Ruhayel SD, James RA, Ehtisham S, Cameron FJ, Werther GA, Sabin MA. An observational study of type 2 diabetes within a large Australian tertiary hospital pediatric diabetes service.
Background: Type 2 diabetes mellitus (T2DM) is emerging as a significant clinical problem within the pediatric population.
Objective: The objective of this study was to identify patients with T2DM in a large tertiary hospital diabetes service and examine aspects relating to clinical course and management.
Methods: An initial audit of our diabetes service (over 6 yr) was followed by a 2-yr period of prospective case ascertainment to identify patients with T2DM. Comprehensive data collection was then undertaken in these individuals.
Results: Within our service (n = 1574), 33 young people with T2DM were identified. Significant levels of co-morbidity were evident – dyslipidaemia (56%), microalbuminuria (45%), hypertension (30%) and abnormal retinal findings (25%). Hypertension was more likely in those with greater initial and follow-up body mass index (BMI) [mean (SD) BMI: 36.3 (5.0) vs. 28.0 (6.3) kg/m2, p = 0.001, and 36.8 (5.3) vs. 28.5 (7.8) kg/m2, p = 0.007, respectively] and BMI standard deviation score (SDS) [mean (SD) BMI SDS: 2.34 (0.30) vs. 1.72 (0.66), p = 0.001, and 2.26 (0.31) vs. 1.38 (0.87), p < 0.001, respectively], whereas abnormal retinal findings were seen in those with higher HbA1c values at last appointment [geometric mean (range) 10.9 (8.4–13.6) vs. 7.4 (5.6–12.5)%, p = 0.01) and those with greater increases in HbA1c over time (+4.1 (3.1) vs. +0.2 (1.9)%, p = 0.009). Of the 33,9 (27%) were lost to follow-up.
Conclusions: At present, T2DM in youth remains a low burden on our services.
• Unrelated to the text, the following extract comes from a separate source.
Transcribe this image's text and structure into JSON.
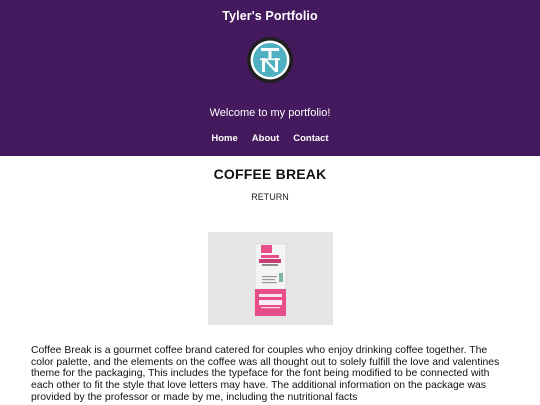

Patients with this diagnosis, however, have significant problems that present a major challenge to the development of effective management strategies.